Scot had learned much of the magicians’ repertoire from a skilled French-born named John Cautares who earned an “honest living” as a laborer. Scot chiefly discussed tricks with balls, coins and cards, but also apparent feats of self mutilation and even decapitation. In doing so, he gave us an intimate portrait of the 16th century conjuring repertoire and its technical basis. Although Scot’s intent was to expose—rather than teach—magic, his book formed the basis of conjuring literature in English and several other languages (it was quickly translated into Dutch and German) for more than 200 years. It is also said to have been used by Shakespeare as a source for his plays when dealing with the themes of witchcraft.

Magic! The “Tayade Indian Cups”

How much do you know about magic? It’s time to see through the illusion! The Magic! exhibit is now open at HMNS. Throughout the run of the exhibit, check back here for exclusive videos and descriptions of the unique items on display from curator Scott Cervine.

These 20th Century Wooden Cups by the Indian maker D. A. Tayade are based on an ancient, traditional design. Unlike the traditional conical Western cups, these do not stack and the knob on top is used to lift and manipulate the cups.

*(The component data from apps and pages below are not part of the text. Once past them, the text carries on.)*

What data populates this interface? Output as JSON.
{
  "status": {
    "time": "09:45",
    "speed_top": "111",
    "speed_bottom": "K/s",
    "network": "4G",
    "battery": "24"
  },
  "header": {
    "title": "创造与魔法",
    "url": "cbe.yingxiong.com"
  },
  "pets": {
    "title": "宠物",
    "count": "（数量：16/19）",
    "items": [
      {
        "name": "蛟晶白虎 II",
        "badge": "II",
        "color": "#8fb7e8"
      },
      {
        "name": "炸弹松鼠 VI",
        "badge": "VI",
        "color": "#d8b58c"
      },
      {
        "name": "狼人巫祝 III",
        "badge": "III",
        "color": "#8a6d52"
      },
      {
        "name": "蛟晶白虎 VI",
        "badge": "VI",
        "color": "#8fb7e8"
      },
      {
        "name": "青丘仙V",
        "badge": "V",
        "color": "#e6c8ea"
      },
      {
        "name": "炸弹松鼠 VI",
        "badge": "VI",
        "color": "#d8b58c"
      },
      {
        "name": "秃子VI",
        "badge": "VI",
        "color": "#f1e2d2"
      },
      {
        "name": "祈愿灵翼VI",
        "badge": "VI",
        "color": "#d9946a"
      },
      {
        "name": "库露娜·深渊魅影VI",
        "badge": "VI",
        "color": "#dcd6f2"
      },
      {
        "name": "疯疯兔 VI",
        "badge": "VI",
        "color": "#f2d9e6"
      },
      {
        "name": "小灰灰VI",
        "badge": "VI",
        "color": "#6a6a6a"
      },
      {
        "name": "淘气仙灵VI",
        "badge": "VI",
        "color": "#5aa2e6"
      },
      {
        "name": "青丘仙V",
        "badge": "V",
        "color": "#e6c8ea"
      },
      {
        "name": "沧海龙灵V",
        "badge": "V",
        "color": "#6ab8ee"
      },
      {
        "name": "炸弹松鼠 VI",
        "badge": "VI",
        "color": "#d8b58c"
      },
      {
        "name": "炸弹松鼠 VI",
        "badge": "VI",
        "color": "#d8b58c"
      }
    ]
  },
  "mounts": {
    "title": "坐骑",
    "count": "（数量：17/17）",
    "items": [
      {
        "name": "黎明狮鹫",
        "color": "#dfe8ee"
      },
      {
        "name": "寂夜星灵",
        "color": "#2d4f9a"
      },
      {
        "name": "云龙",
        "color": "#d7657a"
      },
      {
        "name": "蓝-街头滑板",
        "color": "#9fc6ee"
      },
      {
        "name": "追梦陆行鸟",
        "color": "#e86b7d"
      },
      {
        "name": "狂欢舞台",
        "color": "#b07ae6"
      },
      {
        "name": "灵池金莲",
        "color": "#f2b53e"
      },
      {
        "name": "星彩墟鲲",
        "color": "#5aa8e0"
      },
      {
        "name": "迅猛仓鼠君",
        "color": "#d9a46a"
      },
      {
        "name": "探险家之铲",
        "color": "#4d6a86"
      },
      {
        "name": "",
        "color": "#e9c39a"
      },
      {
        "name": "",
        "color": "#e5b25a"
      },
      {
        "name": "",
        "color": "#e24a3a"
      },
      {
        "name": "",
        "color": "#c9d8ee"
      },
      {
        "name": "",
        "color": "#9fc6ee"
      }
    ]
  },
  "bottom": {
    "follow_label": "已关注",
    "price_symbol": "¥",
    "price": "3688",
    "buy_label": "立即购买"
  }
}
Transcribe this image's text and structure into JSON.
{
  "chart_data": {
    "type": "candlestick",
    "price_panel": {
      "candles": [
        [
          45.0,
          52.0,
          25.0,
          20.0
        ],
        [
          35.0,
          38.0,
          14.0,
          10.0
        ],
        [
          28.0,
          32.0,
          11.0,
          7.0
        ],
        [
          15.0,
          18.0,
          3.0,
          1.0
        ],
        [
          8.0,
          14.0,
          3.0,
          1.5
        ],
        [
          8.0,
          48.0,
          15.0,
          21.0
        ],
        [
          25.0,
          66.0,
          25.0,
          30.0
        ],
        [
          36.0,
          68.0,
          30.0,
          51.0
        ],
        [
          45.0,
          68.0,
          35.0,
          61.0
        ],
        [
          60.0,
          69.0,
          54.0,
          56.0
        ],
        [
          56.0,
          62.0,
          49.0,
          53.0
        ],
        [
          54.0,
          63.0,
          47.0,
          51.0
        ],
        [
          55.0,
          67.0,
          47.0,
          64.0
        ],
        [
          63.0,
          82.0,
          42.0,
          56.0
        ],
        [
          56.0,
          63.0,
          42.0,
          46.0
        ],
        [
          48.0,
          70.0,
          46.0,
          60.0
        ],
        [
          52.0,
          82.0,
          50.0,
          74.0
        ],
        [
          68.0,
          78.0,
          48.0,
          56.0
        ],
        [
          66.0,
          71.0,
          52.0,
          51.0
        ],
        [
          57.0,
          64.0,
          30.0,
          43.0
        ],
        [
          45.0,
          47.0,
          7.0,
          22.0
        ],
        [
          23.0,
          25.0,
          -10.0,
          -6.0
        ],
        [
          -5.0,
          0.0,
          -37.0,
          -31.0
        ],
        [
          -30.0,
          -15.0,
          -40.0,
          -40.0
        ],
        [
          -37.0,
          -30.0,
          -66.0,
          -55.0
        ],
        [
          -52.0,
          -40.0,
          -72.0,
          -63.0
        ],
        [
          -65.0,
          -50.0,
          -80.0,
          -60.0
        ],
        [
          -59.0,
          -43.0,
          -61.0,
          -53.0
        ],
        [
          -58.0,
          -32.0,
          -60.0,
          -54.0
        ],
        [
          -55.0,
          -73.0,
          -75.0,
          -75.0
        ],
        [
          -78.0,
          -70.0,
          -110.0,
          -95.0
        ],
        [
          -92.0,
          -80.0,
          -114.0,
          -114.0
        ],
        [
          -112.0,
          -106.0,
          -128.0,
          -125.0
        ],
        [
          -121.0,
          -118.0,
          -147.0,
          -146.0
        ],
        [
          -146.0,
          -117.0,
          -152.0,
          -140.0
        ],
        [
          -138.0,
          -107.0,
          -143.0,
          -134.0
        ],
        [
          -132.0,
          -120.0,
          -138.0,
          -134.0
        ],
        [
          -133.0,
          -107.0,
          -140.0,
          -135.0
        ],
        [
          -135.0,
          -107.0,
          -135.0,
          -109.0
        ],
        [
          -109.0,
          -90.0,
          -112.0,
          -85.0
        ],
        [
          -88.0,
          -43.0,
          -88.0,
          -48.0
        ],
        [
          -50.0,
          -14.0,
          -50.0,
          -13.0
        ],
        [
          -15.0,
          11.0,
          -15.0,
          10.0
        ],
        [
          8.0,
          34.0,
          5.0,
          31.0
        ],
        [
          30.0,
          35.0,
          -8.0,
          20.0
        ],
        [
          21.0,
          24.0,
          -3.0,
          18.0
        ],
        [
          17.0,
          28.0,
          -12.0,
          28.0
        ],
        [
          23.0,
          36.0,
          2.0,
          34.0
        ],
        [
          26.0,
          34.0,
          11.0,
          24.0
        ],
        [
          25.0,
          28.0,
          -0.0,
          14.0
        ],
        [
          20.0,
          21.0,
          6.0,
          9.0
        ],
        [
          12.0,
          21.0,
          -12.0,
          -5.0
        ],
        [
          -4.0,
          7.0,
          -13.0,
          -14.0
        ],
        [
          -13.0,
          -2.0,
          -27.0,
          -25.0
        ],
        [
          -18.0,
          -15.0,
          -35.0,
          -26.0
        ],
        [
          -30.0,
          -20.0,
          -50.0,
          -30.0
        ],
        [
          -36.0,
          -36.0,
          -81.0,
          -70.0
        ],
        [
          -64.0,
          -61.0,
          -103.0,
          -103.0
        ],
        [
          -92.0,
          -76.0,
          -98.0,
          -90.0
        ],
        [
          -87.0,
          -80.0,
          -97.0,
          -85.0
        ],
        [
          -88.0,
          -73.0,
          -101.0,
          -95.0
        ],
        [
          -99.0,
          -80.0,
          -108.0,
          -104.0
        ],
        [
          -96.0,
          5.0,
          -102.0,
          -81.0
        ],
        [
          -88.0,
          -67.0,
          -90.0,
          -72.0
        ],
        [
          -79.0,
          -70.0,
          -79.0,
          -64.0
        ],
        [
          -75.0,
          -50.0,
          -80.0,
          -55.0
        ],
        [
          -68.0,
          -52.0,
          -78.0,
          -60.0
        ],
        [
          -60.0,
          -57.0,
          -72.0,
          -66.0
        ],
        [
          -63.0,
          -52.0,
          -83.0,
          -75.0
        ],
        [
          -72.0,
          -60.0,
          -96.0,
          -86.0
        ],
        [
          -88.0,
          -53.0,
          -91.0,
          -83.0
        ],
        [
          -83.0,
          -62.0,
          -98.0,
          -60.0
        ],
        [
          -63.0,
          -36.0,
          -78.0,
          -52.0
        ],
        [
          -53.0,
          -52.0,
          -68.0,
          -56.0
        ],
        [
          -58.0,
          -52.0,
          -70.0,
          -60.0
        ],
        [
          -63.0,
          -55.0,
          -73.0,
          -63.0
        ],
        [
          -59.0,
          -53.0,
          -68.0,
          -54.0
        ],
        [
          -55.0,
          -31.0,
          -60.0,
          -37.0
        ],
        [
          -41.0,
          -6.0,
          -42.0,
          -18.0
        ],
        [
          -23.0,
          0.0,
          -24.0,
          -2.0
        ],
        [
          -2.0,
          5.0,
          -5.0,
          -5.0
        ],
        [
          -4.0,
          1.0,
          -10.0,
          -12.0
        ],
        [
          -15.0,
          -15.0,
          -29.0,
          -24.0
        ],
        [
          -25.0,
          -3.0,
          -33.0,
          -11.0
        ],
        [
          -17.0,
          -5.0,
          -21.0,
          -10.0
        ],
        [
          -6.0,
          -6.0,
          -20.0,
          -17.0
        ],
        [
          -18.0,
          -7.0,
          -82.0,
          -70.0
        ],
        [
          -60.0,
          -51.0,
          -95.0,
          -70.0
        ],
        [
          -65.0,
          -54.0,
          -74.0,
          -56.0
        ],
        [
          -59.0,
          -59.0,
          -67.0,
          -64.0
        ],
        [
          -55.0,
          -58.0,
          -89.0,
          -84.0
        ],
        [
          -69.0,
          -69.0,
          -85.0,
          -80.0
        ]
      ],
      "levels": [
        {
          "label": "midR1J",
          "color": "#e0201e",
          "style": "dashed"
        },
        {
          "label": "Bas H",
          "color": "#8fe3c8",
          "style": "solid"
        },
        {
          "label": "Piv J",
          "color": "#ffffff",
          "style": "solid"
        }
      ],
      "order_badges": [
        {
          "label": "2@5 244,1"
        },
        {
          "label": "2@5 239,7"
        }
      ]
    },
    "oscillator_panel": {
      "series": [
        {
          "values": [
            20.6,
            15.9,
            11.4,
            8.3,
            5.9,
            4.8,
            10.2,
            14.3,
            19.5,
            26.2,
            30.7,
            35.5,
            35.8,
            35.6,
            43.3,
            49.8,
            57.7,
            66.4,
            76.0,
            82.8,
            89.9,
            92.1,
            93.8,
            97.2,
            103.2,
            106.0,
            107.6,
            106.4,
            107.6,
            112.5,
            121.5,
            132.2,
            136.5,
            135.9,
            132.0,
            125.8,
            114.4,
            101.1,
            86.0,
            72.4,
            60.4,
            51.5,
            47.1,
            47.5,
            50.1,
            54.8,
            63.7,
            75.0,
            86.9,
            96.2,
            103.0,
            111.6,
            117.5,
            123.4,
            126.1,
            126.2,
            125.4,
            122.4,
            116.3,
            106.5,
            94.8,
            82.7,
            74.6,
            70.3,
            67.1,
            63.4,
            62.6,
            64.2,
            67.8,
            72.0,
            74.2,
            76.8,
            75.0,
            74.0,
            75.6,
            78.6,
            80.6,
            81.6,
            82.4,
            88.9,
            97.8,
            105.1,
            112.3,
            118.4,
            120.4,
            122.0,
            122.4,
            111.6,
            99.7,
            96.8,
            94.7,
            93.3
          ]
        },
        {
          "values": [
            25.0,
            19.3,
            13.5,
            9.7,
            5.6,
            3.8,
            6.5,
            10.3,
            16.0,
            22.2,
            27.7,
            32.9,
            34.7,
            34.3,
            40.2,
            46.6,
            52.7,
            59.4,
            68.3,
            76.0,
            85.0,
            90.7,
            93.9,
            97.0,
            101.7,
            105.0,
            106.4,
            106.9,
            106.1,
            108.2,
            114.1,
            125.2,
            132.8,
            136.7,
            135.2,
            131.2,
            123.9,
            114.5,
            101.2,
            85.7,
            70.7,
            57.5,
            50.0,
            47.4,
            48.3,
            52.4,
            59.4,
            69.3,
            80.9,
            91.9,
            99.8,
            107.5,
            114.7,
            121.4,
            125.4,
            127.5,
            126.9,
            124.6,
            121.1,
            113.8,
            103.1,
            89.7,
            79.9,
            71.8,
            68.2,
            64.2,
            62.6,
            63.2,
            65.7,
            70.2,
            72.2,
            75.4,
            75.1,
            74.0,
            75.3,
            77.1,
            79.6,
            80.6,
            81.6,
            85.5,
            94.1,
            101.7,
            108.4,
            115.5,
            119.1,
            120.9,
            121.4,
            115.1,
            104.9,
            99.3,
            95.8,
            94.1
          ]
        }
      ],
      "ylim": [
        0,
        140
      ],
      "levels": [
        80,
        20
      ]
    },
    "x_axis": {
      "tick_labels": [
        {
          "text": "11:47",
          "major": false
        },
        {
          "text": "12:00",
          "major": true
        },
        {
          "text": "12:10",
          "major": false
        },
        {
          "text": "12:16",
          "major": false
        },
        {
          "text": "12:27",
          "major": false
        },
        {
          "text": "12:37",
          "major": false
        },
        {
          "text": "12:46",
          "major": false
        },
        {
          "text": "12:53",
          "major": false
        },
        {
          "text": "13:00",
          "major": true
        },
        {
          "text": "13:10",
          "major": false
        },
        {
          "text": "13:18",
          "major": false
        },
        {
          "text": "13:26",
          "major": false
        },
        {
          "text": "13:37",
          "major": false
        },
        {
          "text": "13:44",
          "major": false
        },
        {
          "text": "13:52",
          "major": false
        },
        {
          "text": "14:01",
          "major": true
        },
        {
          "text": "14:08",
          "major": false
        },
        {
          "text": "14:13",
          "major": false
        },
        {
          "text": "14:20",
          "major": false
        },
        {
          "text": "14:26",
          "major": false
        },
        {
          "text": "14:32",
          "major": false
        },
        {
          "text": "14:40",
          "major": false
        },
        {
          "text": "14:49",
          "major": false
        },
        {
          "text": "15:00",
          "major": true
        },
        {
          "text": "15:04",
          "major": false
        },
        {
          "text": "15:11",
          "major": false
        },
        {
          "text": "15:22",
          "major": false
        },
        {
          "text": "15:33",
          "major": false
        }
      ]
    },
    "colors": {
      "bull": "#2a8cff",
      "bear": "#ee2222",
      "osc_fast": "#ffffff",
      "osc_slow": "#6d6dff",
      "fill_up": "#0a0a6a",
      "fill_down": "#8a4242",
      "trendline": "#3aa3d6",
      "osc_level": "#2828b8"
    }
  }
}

Despite the technical differences, the structure of such routines is similar in that small cork balls appear, vanish and transpose between the cups, ultimately leading to the surprising revelation of something other than small balls (larger balls or fruit) under the cups.

The traditional Indian performers, known in Hindi as “Jadoo Wallah,” perform the cups seated on the ground, rather than sitting at or standing behind a table.

See Richard Hatch’s version of this classic illusion in the video below; Richard also performs live in the exhibit on certain days. Click here for the schedule.

Can’t see the video? Click here.